◆ **Exercise**: Leave out the images and set down the records below exactly.

◆ **Raw data**:
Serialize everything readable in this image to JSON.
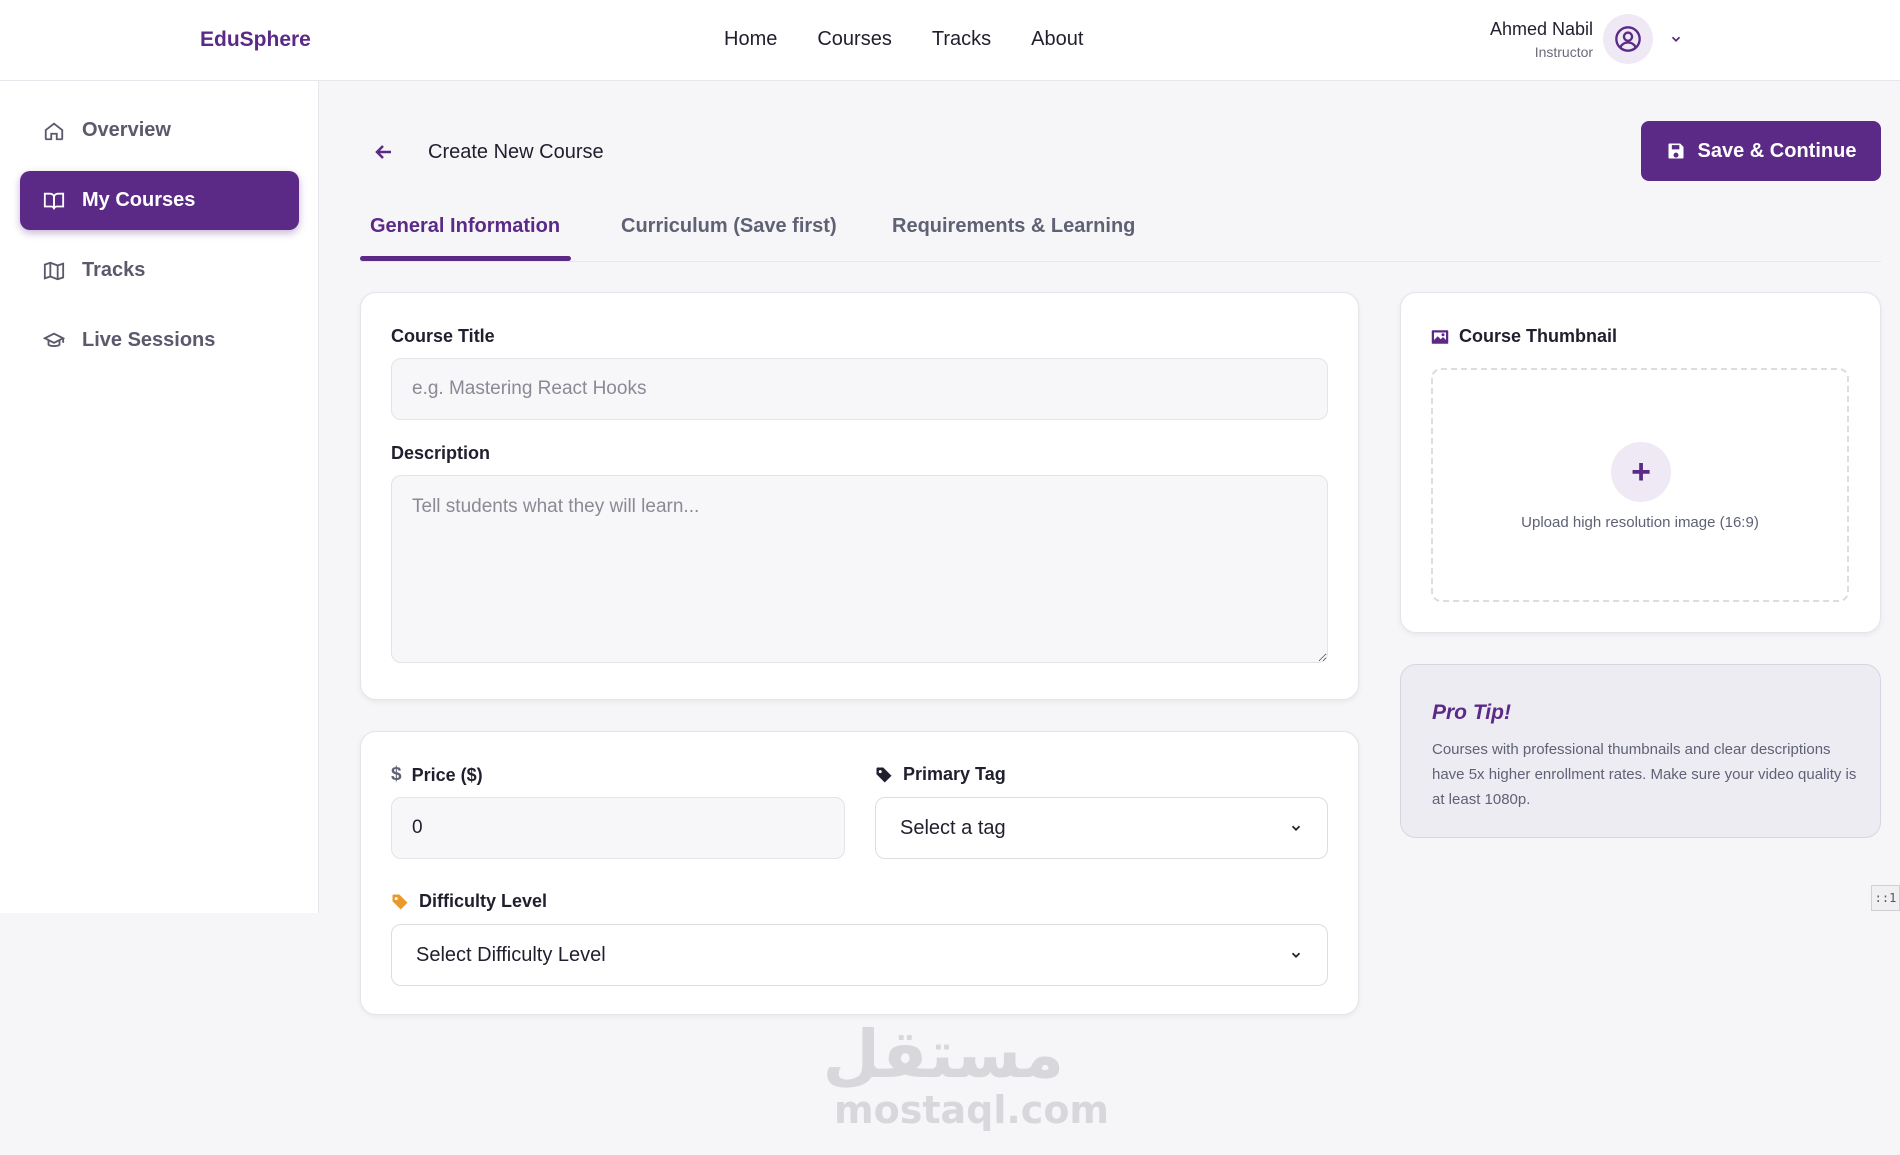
{
  "brand": "EduSphere",
  "nav": {
    "home": "Home",
    "courses": "Courses",
    "tracks": "Tracks",
    "about": "About"
  },
  "user": {
    "name": "Ahmed Nabil",
    "role": "Instructor",
    "avatar_icon": "user-circle-icon"
  },
  "sidebar": {
    "items": [
      {
        "label": "Overview",
        "icon": "home-icon",
        "active": false
      },
      {
        "label": "My Courses",
        "icon": "book-open-icon",
        "active": true
      },
      {
        "label": "Tracks",
        "icon": "map-icon",
        "active": false
      },
      {
        "label": "Live Sessions",
        "icon": "graduation-cap-icon",
        "active": false
      }
    ]
  },
  "header": {
    "title": "Create New Course",
    "save_label": "Save & Continue"
  },
  "tabs": [
    {
      "label": "General Information",
      "active": true
    },
    {
      "label": "Curriculum (Save first)",
      "active": false
    },
    {
      "label": "Requirements & Learning",
      "active": false
    }
  ],
  "form": {
    "course_title": {
      "label": "Course Title",
      "placeholder": "e.g. Mastering React Hooks",
      "value": ""
    },
    "description": {
      "label": "Description",
      "placeholder": "Tell students what they will learn...",
      "value": ""
    },
    "price": {
      "label": "Price ($)",
      "value": "0"
    },
    "primary_tag": {
      "label": "Primary Tag",
      "selected": "Select a tag"
    },
    "difficulty": {
      "label": "Difficulty Level",
      "selected": "Select Difficulty Level"
    }
  },
  "thumbnail": {
    "label": "Course Thumbnail",
    "upload_text": "Upload high resolution image (16:9)"
  },
  "tip": {
    "title": "Pro Tip!",
    "text": "Courses with professional thumbnails and clear descriptions have 5x higher enrollment rates. Make sure your video quality is at least 1080p."
  },
  "corner_marker": "::1",
  "watermark": {
    "arabic": "مستقل",
    "latin": "mostaql.com"
  },
  "colors": {
    "accent": "#5b2a86",
    "accent_light": "#efe9f5",
    "tag_orange": "#e89a2c"
  }
}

◆ **Exercise output**:
Serialize everything readable in this image to JSON.
{
  "brand": "EduSphere",
  "nav": {
    "home": "Home",
    "courses": "Courses",
    "tracks": "Tracks",
    "about": "About"
  },
  "user": {
    "name": "Ahmed Nabil",
    "role": "Instructor",
    "avatar_icon": "user-circle-icon"
  },
  "sidebar": {
    "items": [
      {
        "label": "Overview",
        "icon": "home-icon",
        "active": false
      },
      {
        "label": "My Courses",
        "icon": "book-open-icon",
        "active": true
      },
      {
        "label": "Tracks",
        "icon": "map-icon",
        "active": false
      },
      {
        "label": "Live Sessions",
        "icon": "graduation-cap-icon",
        "active": false
      }
    ]
  },
  "header": {
    "title": "Create New Course",
    "save_label": "Save & Continue"
  },
  "tabs": [
    {
      "label": "General Information",
      "active": true
    },
    {
      "label": "Curriculum (Save first)",
      "active": false
    },
    {
      "label": "Requirements & Learning",
      "active": false
    }
  ],
  "form": {
    "course_title": {
      "label": "Course Title",
      "placeholder": "e.g. Mastering React Hooks",
      "value": ""
    },
    "description": {
      "label": "Description",
      "placeholder": "Tell students what they will learn...",
      "value": ""
    },
    "price": {
      "label": "Price ($)",
      "value": "0"
    },
    "primary_tag": {
      "label": "Primary Tag",
      "selected": "Select a tag"
    },
    "difficulty": {
      "label": "Difficulty Level",
      "selected": "Select Difficulty Level"
    }
  },
  "thumbnail": {
    "label": "Course Thumbnail",
    "upload_text": "Upload high resolution image (16:9)"
  },
  "tip": {
    "title": "Pro Tip!",
    "text": "Courses with professional thumbnails and clear descriptions have 5x higher enrollment rates. Make sure your video quality is at least 1080p."
  },
  "corner_marker": "::1",
  "watermark": {
    "arabic": "مستقل",
    "latin": "mostaql.com"
  },
  "colors": {
    "accent": "#5b2a86",
    "accent_light": "#efe9f5",
    "tag_orange": "#e89a2c"
  }
}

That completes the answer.